With only a week left at Tovuto base its hard to imagine experiencing life any other way than we have been doing in the past month. The friends we’ve made, the people we’ve met and the children we’ve worked with have changed our outlook on life and what travelling and volunteering is really about.
Since meeting a month ago, over 36 hours away from our home, it came as a surprise that the friends and experiences we began to treasure soon replaced our home comforts. After only a short period of time waking up with 14 people sleeping around you becomes a comfort that we all agree will be greatly missed when we return home. It cant be denied that embarking on such a magnificent journey such as this can be daunting and isn’t for the faint hearted, however, what better place to over come personal obstacles than walking on white sandy beaches and working with children as amazing as the children here at Ratu Meli Memorial School.
The children here are like no other, the love and appreciation you receive from them for helping within their lessons continues to astound us. From helping a child to spell to teaching them valuable life lessons the smiles and hugs you receive come above and beyond any monetary or materialistic thanks you gain through life. Furthermore, the warm atmosphere within the school reflects that in the local village of Nacula in which we receive a weekly thank you banquet prepared for us by the women of the village. This tradition provides us with a chance to taste authentic Fijian food and build friendships within the communities which we hope in the future will help us to improve issues that so many Yasawa villages are facing in the ever changing world.

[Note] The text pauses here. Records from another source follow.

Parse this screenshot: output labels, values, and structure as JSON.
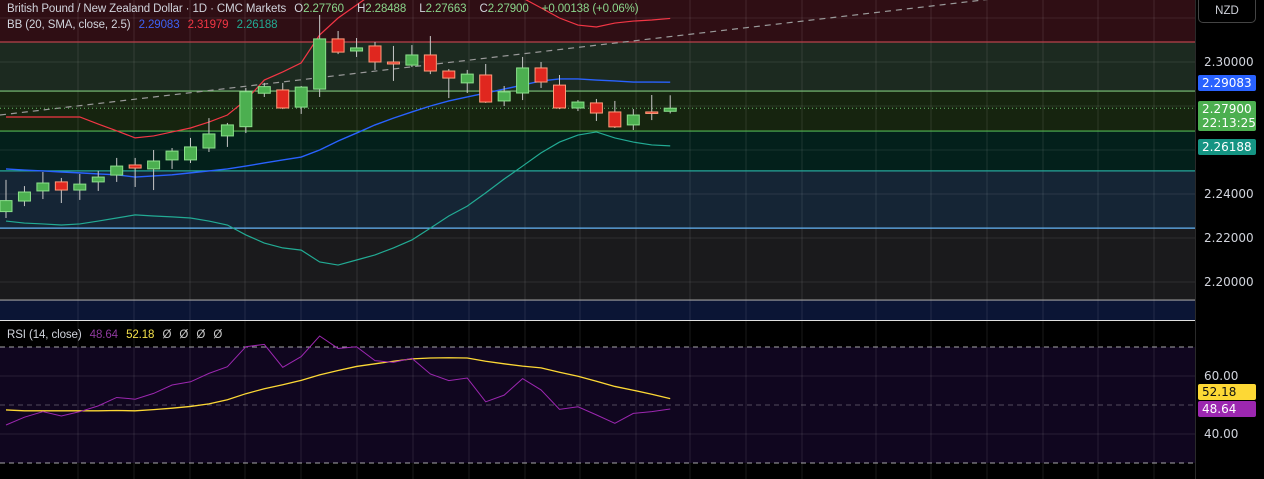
{
  "header": {
    "symbol": "British Pound / New Zealand Dollar · 1D · CMC Markets",
    "o_label": "O",
    "o_value": "2.27760",
    "h_label": "H",
    "h_value": "2.28488",
    "l_label": "L",
    "l_value": "2.27663",
    "c_label": "C",
    "c_value": "2.27900",
    "change": "+0.00138 (+0.06%)"
  },
  "bb_legend": {
    "label": "BB (20, SMA, close, 2.5)",
    "basis": "2.29083",
    "upper": "2.31979",
    "lower": "2.26188"
  },
  "rsi_legend": {
    "label": "RSI (14, close)",
    "rsi": "48.64",
    "ma": "52.18",
    "extras": [
      "Ø",
      "Ø",
      "Ø",
      "Ø"
    ]
  },
  "currency_button": "NZD",
  "price_axis": {
    "labels": [
      "2.30000",
      "2.24000",
      "2.22000",
      "2.20000"
    ],
    "tag_basis": "2.29083",
    "tag_last": "2.27900",
    "tag_countdown": "22:13:25",
    "tag_lower": "2.26188"
  },
  "rsi_axis": {
    "labels": [
      "60.00",
      "40.00"
    ],
    "tag_ma": "52.18",
    "tag_rsi": "48.64"
  },
  "colors": {
    "up": "#4caf50",
    "down": "#e0271f",
    "basis": "#2962ff",
    "upper": "#f23645",
    "lower": "#22ab94",
    "rsi": "#9c27b0",
    "rsi_ma": "#fdd835"
  },
  "chart_data": [
    {
      "type": "candlestick",
      "title": "British Pound / New Zealand Dollar · 1D · CMC Markets",
      "ylim": [
        2.1875,
        2.3282
      ],
      "yticks": [
        2.2,
        2.22,
        2.24,
        2.3
      ],
      "candles_ohlc": [
        [
          2.232,
          2.2464,
          2.2291,
          2.237
        ],
        [
          2.2368,
          2.2436,
          2.2345,
          2.2409
        ],
        [
          2.2414,
          2.25,
          2.2377,
          2.245
        ],
        [
          2.2455,
          2.2473,
          2.2359,
          2.2418
        ],
        [
          2.2418,
          2.2491,
          2.2373,
          2.2445
        ],
        [
          2.2455,
          2.2505,
          2.2414,
          2.2477
        ],
        [
          2.2486,
          2.2564,
          2.2455,
          2.2527
        ],
        [
          2.2532,
          2.2564,
          2.2432,
          2.2518
        ],
        [
          2.2514,
          2.26,
          2.2418,
          2.255
        ],
        [
          2.2555,
          2.2609,
          2.2514,
          2.2595
        ],
        [
          2.2555,
          2.2655,
          2.2541,
          2.2614
        ],
        [
          2.2609,
          2.2745,
          2.2591,
          2.2673
        ],
        [
          2.2664,
          2.2723,
          2.2614,
          2.2714
        ],
        [
          2.2706,
          2.2882,
          2.2677,
          2.2865
        ],
        [
          2.2858,
          2.2905,
          2.2841,
          2.2888
        ],
        [
          2.2873,
          2.2905,
          2.2786,
          2.2791
        ],
        [
          2.2795,
          2.2891,
          2.2764,
          2.2886
        ],
        [
          2.2877,
          2.3214,
          2.2841,
          2.3105
        ],
        [
          2.3105,
          2.3141,
          2.3036,
          2.3045
        ],
        [
          2.305,
          2.3109,
          2.3023,
          2.3064
        ],
        [
          2.3073,
          2.3091,
          2.2964,
          2.3
        ],
        [
          2.3,
          2.3073,
          2.2914,
          2.2991
        ],
        [
          2.2986,
          2.3077,
          2.2977,
          2.3032
        ],
        [
          2.3032,
          2.3118,
          2.2945,
          2.2959
        ],
        [
          2.2959,
          2.2968,
          2.2836,
          2.2927
        ],
        [
          2.2905,
          2.2964,
          2.2859,
          2.2945
        ],
        [
          2.2941,
          2.2991,
          2.2814,
          2.2818
        ],
        [
          2.2823,
          2.2891,
          2.28,
          2.2864
        ],
        [
          2.2859,
          2.3023,
          2.2827,
          2.2973
        ],
        [
          2.2973,
          2.3,
          2.2882,
          2.2909
        ],
        [
          2.2895,
          2.2941,
          2.2786,
          2.2791
        ],
        [
          2.2791,
          2.2827,
          2.2777,
          2.2818
        ],
        [
          2.2814,
          2.2832,
          2.2732,
          2.2768
        ],
        [
          2.2773,
          2.2823,
          2.27,
          2.2705
        ],
        [
          2.2714,
          2.2786,
          2.2691,
          2.2759
        ],
        [
          2.2773,
          2.285,
          2.2736,
          2.2772
        ],
        [
          2.2776,
          2.28488,
          2.27663,
          2.279
        ]
      ],
      "bb_upper": [
        2.275,
        2.275,
        2.275,
        2.275,
        2.275,
        2.2718,
        2.2687,
        2.2655,
        2.2664,
        2.2682,
        2.27,
        2.2727,
        2.2759,
        2.2827,
        2.2918,
        2.2955,
        2.2996,
        2.3123,
        2.32,
        2.3259,
        2.3318,
        2.3364,
        2.3391,
        2.34,
        2.34,
        2.3391,
        2.3373,
        2.3336,
        2.3291,
        2.3246,
        2.32,
        2.3168,
        2.3159,
        2.3177,
        2.3186,
        2.3191,
        2.31979
      ],
      "bb_basis": [
        2.2514,
        2.2509,
        2.2505,
        2.25,
        2.2496,
        2.2491,
        2.2487,
        2.2477,
        2.2482,
        2.2487,
        2.2496,
        2.2505,
        2.2514,
        2.2527,
        2.2541,
        2.2555,
        2.2568,
        2.26,
        2.2641,
        2.2677,
        2.2714,
        2.2745,
        2.2773,
        2.28,
        2.2823,
        2.2841,
        2.2859,
        2.2877,
        2.2895,
        2.2914,
        2.2923,
        2.2923,
        2.2918,
        2.2914,
        2.2909,
        2.2909,
        2.29083
      ],
      "bb_lower": [
        2.2277,
        2.2268,
        2.2264,
        2.2259,
        2.2264,
        2.2277,
        2.2291,
        2.2305,
        2.23,
        2.2296,
        2.2291,
        2.2277,
        2.2259,
        2.2214,
        2.2177,
        2.2155,
        2.2145,
        2.2091,
        2.2077,
        2.21,
        2.2123,
        2.2155,
        2.2191,
        2.2245,
        2.23,
        2.2345,
        2.2405,
        2.2468,
        2.2527,
        2.2587,
        2.2636,
        2.2668,
        2.2682,
        2.2655,
        2.2636,
        2.2623,
        2.26188
      ],
      "zone_levels": [
        2.3091,
        2.2868,
        2.2686,
        2.2505,
        2.2245,
        2.1918
      ],
      "last_price": 2.279
    },
    {
      "type": "line",
      "title": "RSI (14, close)",
      "ylim": [
        25,
        78
      ],
      "yticks": [
        40,
        60
      ],
      "bands": [
        30,
        50,
        70
      ],
      "series": [
        {
          "name": "RSI",
          "values": [
            43.1,
            45.8,
            47.7,
            46.2,
            47.7,
            49.7,
            52.6,
            52.0,
            54.0,
            56.9,
            58.0,
            60.9,
            63.2,
            70.1,
            70.9,
            63.0,
            66.7,
            73.8,
            69.5,
            70.1,
            65.3,
            64.7,
            66.1,
            60.7,
            58.4,
            59.3,
            51.1,
            53.4,
            59.1,
            55.2,
            48.5,
            49.4,
            46.6,
            43.7,
            47.1,
            47.7,
            48.64
          ]
        },
        {
          "name": "RSI MA",
          "values": [
            48.3,
            48.0,
            48.0,
            48.0,
            48.0,
            48.0,
            48.1,
            48.0,
            48.4,
            48.9,
            49.5,
            50.4,
            51.8,
            53.9,
            55.6,
            57.0,
            58.5,
            60.4,
            61.9,
            63.3,
            64.2,
            65.1,
            65.9,
            66.2,
            66.3,
            66.2,
            65.1,
            64.2,
            63.4,
            62.8,
            61.3,
            59.9,
            58.2,
            56.4,
            55.1,
            53.7,
            52.18
          ]
        }
      ]
    }
  ]
}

Never again will either of us face a problem in England with out considering the hard ships the children and their families face living in such a beautiful yet vulnerable socioeconomic ecosystem. When a little bad weather is received with grumbles and groans back in England, the cyclone that recently hit the Yasawa island chain quickly irradiates any complaints. When first seeing the damage at RMMS its hard to believe there were no casualties although the school is in desperate need of a new hall and boys dorm after both were destroyed. This is an issue we hope can be tackled in the future.
Overall, it would be impossible to summarise the lessons this experience has taught us in one single blog alone, but the time we have spent here will never been forgotten and means more than words could ever say. Everyday we wake up to the beautiful sun, sea and people that remind us how lucky we are to be living in such an amazing place as Fiji. Moce!
Ava Marshall & Rachel Thwaites – GVI Education Volunteers